True story of wrongfully imprisoned middleweight boxer Rubin 'Hurricane' Carter, based on his own autobiography and the testimony of those who helped to obtain his release. In 1973, Carter (Denzel Washington) languishes in jail, having been falsely accused and convicted of murdering three whites in a New Jersey ballroom. The man responsible for his arrest is corrupt white detective Vincent Della Pasca (Dan Hedaya), who has already had Carter imprisoned twice before on jumped up charges. When young black boy Lesra Martin (Vicellous Reon Shannon) reads Carter's autobiography, he is moved to campaign for his release. Supported by Canadian educationalists Terry (John Hannah), Lisa (Deborah Kara Unger) and Sam (Liev Schreiber), Lesra manages to obtain an appeal, but when this goes against him Carter begins to lose hope of ever clearing his name.
In his direction of The Hurricane

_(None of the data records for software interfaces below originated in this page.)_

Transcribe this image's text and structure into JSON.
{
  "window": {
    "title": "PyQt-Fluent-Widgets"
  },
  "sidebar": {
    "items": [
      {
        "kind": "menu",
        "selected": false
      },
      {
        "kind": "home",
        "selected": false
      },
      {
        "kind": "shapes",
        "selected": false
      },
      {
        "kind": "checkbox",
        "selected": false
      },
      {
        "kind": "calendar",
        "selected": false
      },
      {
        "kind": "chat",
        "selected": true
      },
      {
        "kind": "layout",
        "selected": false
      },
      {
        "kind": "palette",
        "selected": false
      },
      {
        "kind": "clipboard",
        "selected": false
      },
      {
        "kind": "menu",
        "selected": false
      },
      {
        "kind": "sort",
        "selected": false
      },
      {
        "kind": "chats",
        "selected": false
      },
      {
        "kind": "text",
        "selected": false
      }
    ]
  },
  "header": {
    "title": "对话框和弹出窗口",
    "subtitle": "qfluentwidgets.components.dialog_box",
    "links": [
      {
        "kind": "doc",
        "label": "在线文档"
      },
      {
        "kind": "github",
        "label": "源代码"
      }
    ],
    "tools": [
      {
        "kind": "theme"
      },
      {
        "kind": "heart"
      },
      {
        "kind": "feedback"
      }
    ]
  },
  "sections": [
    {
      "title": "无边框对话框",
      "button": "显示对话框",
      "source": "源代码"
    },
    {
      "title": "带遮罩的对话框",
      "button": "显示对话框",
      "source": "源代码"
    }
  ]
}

, veteran filmmaker Norman Jewison understands that slavish loyalty to factual detail is no guarantee of compelling screen biography. In telling the story of boxer Rubin "Hurricane" Carter--who was wrongly convicted of murder in 1967 and spent nearly two decades in jail--Jewison and his screenwriters compress time, combine characters, and rearrange events with a nonchalance that would be galling if they didn't remain honest to the core truth of Carter's ordeal. Because of that emotional integrity--and because Denzel Washington brings total conviction to his title role--The Hurricane
rises above the confines of biographical fidelity to embrace higher values of courage, compassion, and ultimate justice.
Jewison is woefully heavy-handed in his treatment of the fictionalised, absurdly villainous detective (Dan Hedaya) who zealously plots to keep Carter in jail, and anyone familiar with Carter's story may object to the film's simplified account. But what matters here is the shining star of hope that is Lesra (Vicellous Reon Shannon), the Brooklyn teenager who rejuvenates Carter's legal battle in the early 1980s. This surrogate father-son relationship is what revives Carter's hope for family and future, and makes The Hurricane so engrossing and emotionally effective. Lesra's real-life Canadian mentors are compressed from nine characters to three, but their efforts are superbly dramatised, and Jewison hits the small but important grace notes that make a good film even better. By its final scenes, The Hurricane conveys the rich, rewarding satisfaction of surviving a difficult but valuable journey of mind, body, and soul.--Jeff Shannon, Amazon.com